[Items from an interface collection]
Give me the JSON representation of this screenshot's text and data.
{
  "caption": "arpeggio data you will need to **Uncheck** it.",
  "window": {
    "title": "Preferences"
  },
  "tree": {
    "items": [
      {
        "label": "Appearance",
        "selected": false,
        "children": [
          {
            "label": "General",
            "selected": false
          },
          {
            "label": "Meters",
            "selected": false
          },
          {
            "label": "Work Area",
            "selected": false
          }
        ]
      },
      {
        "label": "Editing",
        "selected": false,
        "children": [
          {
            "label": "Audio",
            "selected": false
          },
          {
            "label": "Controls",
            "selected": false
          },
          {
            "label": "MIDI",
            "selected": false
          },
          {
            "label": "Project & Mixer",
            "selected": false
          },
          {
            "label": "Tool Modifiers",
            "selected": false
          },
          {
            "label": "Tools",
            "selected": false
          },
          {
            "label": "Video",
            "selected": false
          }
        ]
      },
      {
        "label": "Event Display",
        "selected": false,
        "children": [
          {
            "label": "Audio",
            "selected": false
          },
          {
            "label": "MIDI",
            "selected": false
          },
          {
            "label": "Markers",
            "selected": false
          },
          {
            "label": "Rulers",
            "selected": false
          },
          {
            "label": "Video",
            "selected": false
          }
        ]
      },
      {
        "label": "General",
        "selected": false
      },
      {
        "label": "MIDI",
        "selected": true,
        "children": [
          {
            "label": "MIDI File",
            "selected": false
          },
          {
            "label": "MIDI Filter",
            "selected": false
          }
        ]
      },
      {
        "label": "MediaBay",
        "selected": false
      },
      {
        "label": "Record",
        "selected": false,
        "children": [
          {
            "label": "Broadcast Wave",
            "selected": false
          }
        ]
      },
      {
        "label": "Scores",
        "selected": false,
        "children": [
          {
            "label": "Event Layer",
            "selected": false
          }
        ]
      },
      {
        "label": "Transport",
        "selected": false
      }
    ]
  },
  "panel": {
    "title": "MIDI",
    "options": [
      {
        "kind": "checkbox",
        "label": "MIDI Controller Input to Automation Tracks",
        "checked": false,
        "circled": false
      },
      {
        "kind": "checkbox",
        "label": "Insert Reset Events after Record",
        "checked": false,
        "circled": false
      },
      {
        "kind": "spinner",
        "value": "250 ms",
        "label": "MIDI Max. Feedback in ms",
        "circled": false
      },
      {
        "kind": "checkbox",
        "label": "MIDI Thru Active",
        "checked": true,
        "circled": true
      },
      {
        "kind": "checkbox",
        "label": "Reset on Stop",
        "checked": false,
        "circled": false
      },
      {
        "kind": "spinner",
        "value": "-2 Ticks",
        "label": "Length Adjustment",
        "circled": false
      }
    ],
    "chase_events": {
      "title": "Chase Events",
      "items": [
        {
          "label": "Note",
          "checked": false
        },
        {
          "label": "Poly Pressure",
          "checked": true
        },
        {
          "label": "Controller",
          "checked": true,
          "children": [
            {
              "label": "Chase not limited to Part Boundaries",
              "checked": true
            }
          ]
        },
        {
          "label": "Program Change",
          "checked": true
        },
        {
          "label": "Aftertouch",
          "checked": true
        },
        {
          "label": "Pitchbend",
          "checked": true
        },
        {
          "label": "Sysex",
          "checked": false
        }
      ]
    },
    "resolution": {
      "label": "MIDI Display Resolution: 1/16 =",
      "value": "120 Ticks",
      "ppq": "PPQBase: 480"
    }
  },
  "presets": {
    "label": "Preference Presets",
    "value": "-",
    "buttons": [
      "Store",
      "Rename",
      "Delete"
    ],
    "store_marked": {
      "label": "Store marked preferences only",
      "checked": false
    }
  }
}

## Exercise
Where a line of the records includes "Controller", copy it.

## Answer below
        "label": "MIDI Controller Input to Automation Tracks",
          "label": "Controller",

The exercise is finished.